[Start of section]
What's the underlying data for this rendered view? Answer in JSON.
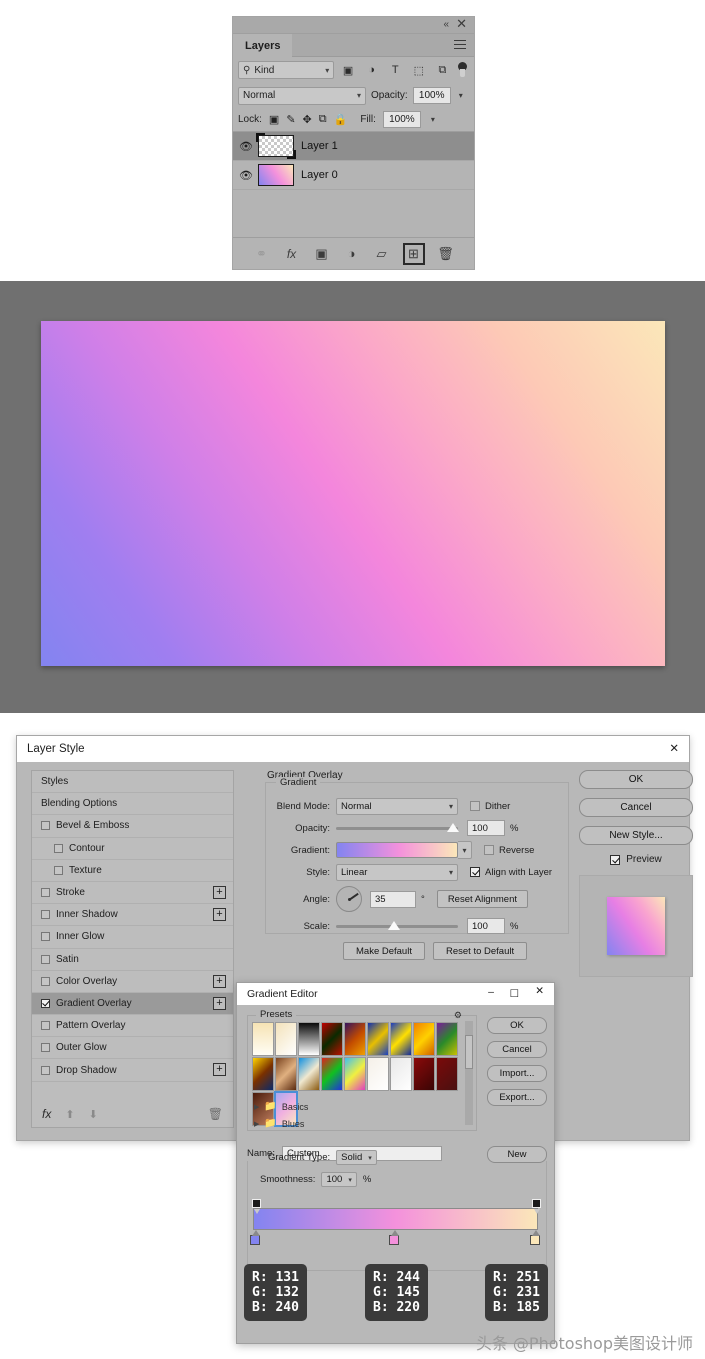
{
  "layers_panel": {
    "tab_label": "Layers",
    "collapse_icon": "double-chevron-left-icon",
    "close_icon": "close-icon",
    "menu_icon": "panel-menu-icon",
    "filter": {
      "search_icon": "search-icon",
      "kind_label": "Kind",
      "chevron": "⌄",
      "icons": [
        "pixel-layer-filter-icon",
        "adjustment-layer-filter-icon",
        "type-layer-filter-icon",
        "shape-layer-filter-icon",
        "smart-object-filter-icon"
      ],
      "icon_glyphs": [
        "▣",
        "◑",
        "T",
        "⬚",
        "⧉"
      ]
    },
    "blend_mode": "Normal",
    "opacity_label": "Opacity:",
    "opacity_value": "100%",
    "lock_label": "Lock:",
    "lock_icons": [
      "lock-transparent-pixels-icon",
      "lock-image-pixels-icon",
      "lock-position-icon",
      "lock-artboard-nesting-icon",
      "lock-all-icon"
    ],
    "lock_glyphs": [
      "⬚",
      "✒",
      "✥",
      "⧉",
      "🔒"
    ],
    "fill_label": "Fill:",
    "fill_value": "100%",
    "layers": [
      {
        "name": "Layer 1",
        "selected": true,
        "thumb": "transparent",
        "visible": true
      },
      {
        "name": "Layer 0",
        "selected": false,
        "thumb": "gradient",
        "visible": true
      }
    ],
    "bottom_icons": [
      {
        "name": "link-layers-icon",
        "glyph": "⚭",
        "dim": true,
        "highlight": false
      },
      {
        "name": "layer-effects-fx-icon",
        "glyph": "fx",
        "dim": false,
        "highlight": false
      },
      {
        "name": "add-layer-mask-icon",
        "glyph": "▣",
        "dim": false,
        "highlight": false
      },
      {
        "name": "new-adjustment-layer-icon",
        "glyph": "◑",
        "dim": false,
        "highlight": false
      },
      {
        "name": "new-group-icon",
        "glyph": "▱",
        "dim": false,
        "highlight": false
      },
      {
        "name": "new-layer-icon",
        "glyph": "⊞",
        "dim": false,
        "highlight": true
      },
      {
        "name": "delete-layer-icon",
        "glyph": "🗑",
        "dim": false,
        "highlight": false
      }
    ]
  },
  "canvas": {
    "name": "document-canvas",
    "gradient_angle_deg": 35,
    "colors": [
      "#8384f0",
      "#f491dc",
      "#fbe7b9"
    ]
  },
  "layer_style": {
    "title": "Layer Style",
    "close_icon": "close-icon",
    "styles": [
      {
        "label": "Styles",
        "checkbox": false,
        "checked": false,
        "plus": false,
        "indent": false,
        "active": false
      },
      {
        "label": "Blending Options",
        "checkbox": false,
        "checked": false,
        "plus": false,
        "indent": false,
        "active": false
      },
      {
        "label": "Bevel & Emboss",
        "checkbox": true,
        "checked": false,
        "plus": false,
        "indent": false,
        "active": false
      },
      {
        "label": "Contour",
        "checkbox": true,
        "checked": false,
        "plus": false,
        "indent": true,
        "active": false
      },
      {
        "label": "Texture",
        "checkbox": true,
        "checked": false,
        "plus": false,
        "indent": true,
        "active": false
      },
      {
        "label": "Stroke",
        "checkbox": true,
        "checked": false,
        "plus": true,
        "indent": false,
        "active": false
      },
      {
        "label": "Inner Shadow",
        "checkbox": true,
        "checked": false,
        "plus": true,
        "indent": false,
        "active": false
      },
      {
        "label": "Inner Glow",
        "checkbox": true,
        "checked": false,
        "plus": false,
        "indent": false,
        "active": false
      },
      {
        "label": "Satin",
        "checkbox": true,
        "checked": false,
        "plus": false,
        "indent": false,
        "active": false
      },
      {
        "label": "Color Overlay",
        "checkbox": true,
        "checked": false,
        "plus": true,
        "indent": false,
        "active": false
      },
      {
        "label": "Gradient Overlay",
        "checkbox": true,
        "checked": true,
        "plus": true,
        "indent": false,
        "active": true
      },
      {
        "label": "Pattern Overlay",
        "checkbox": true,
        "checked": false,
        "plus": false,
        "indent": false,
        "active": false
      },
      {
        "label": "Outer Glow",
        "checkbox": true,
        "checked": false,
        "plus": false,
        "indent": false,
        "active": false
      },
      {
        "label": "Drop Shadow",
        "checkbox": true,
        "checked": false,
        "plus": true,
        "indent": false,
        "active": false
      }
    ],
    "styles_footer": {
      "fx_icon": "fx-icon",
      "fx_label": "fx",
      "up_icon": "arrow-up-icon",
      "down_icon": "arrow-down-icon",
      "trash_icon": "trash-icon"
    },
    "gradient_overlay": {
      "section_title": "Gradient Overlay",
      "group_title": "Gradient",
      "blend_mode_label": "Blend Mode:",
      "blend_mode_value": "Normal",
      "dither_label": "Dither",
      "dither_checked": false,
      "opacity_label": "Opacity:",
      "opacity_value": "100",
      "opacity_pct": "%",
      "gradient_label": "Gradient:",
      "reverse_label": "Reverse",
      "reverse_checked": false,
      "style_label": "Style:",
      "style_value": "Linear",
      "align_label": "Align with Layer",
      "align_checked": true,
      "angle_label": "Angle:",
      "angle_value": "35",
      "angle_unit": "°",
      "reset_alignment_label": "Reset Alignment",
      "scale_label": "Scale:",
      "scale_value": "100",
      "scale_pct": "%",
      "make_default_label": "Make Default",
      "reset_default_label": "Reset to Default"
    },
    "buttons": {
      "ok": "OK",
      "cancel": "Cancel",
      "new_style": "New Style...",
      "preview_label": "Preview",
      "preview_checked": true
    }
  },
  "gradient_editor": {
    "title": "Gradient Editor",
    "minimize_icon": "minimize-icon",
    "maximize_icon": "maximize-icon",
    "close_icon": "close-icon",
    "presets_label": "Presets",
    "gear_icon": "gear-icon",
    "swatches": [
      "linear-gradient(180deg,#f6e3b4,#fffdf4)",
      "linear-gradient(135deg,#f3e2bb,#ffffff)",
      "linear-gradient(180deg,#0a0a0a,#ffffff)",
      "linear-gradient(135deg,#c00000,#0a2a00,#bb1100)",
      "linear-gradient(135deg,#35135e,#c24b00,#f0a000)",
      "linear-gradient(135deg,#1030b0,#e8c000,#1a40c0)",
      "linear-gradient(135deg,#1a3cc0,#ffe000,#0f2aa0)",
      "linear-gradient(135deg,#f08000,#ffd000,#d06000)",
      "linear-gradient(135deg,#7a1b9a,#2a8a2a,#c8c000)",
      "linear-gradient(135deg,#ffd400,#7a3000,#0a2a6a)",
      "linear-gradient(135deg,#7a4420,#e0b080,#5a2a10)",
      "linear-gradient(135deg,#1090e0,#f0e8d0,#8a5a10)",
      "linear-gradient(135deg,#e02020,#10c020,#2030e0)",
      "linear-gradient(135deg,#40c0f0,#f0f040,#e040c0)",
      "linear-gradient(135deg,#f5f0e8,#ffffff)",
      "linear-gradient(135deg,#e8e8e8,#ffffff)",
      "linear-gradient(135deg,#8a0a0a,#3a0505)",
      "linear-gradient(135deg,#7a0a0a,#4a1010)",
      "linear-gradient(135deg,#4a1a0a,#c08060)",
      "linear-gradient(135deg,#a8a8f0,#f0b0e0,#f8e8c0)"
    ],
    "selected_swatch_index": 19,
    "folders": [
      "Basics",
      "Blues"
    ],
    "name_label": "Name:",
    "name_value": "Custom",
    "new_button": "New",
    "ok_button": "OK",
    "cancel_button": "Cancel",
    "import_button": "Import...",
    "export_button": "Export...",
    "gradient_type_label": "Gradient Type:",
    "gradient_type_value": "Solid",
    "smoothness_label": "Smoothness:",
    "smoothness_value": "100",
    "smoothness_pct": "%",
    "gradient_stops": [
      {
        "position": 0,
        "color": "#8384f0"
      },
      {
        "position": 50,
        "color": "#f491dc"
      },
      {
        "position": 100,
        "color": "#fbe7b9"
      }
    ]
  },
  "callouts": [
    {
      "r": "R: 131",
      "g": "G: 132",
      "b": "B: 240"
    },
    {
      "r": "R: 244",
      "g": "G: 145",
      "b": "B: 220"
    },
    {
      "r": "R: 251",
      "g": "G: 231",
      "b": "B: 185"
    }
  ],
  "watermark": "头条 @Photoshop美图设计师"
}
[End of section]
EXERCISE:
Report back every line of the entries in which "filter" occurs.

REPLY:
    "filter": {
        "pixel-layer-filter-icon",
        "adjustment-layer-filter-icon",
        "type-layer-filter-icon",
        "shape-layer-filter-icon",
        "smart-object-filter-icon"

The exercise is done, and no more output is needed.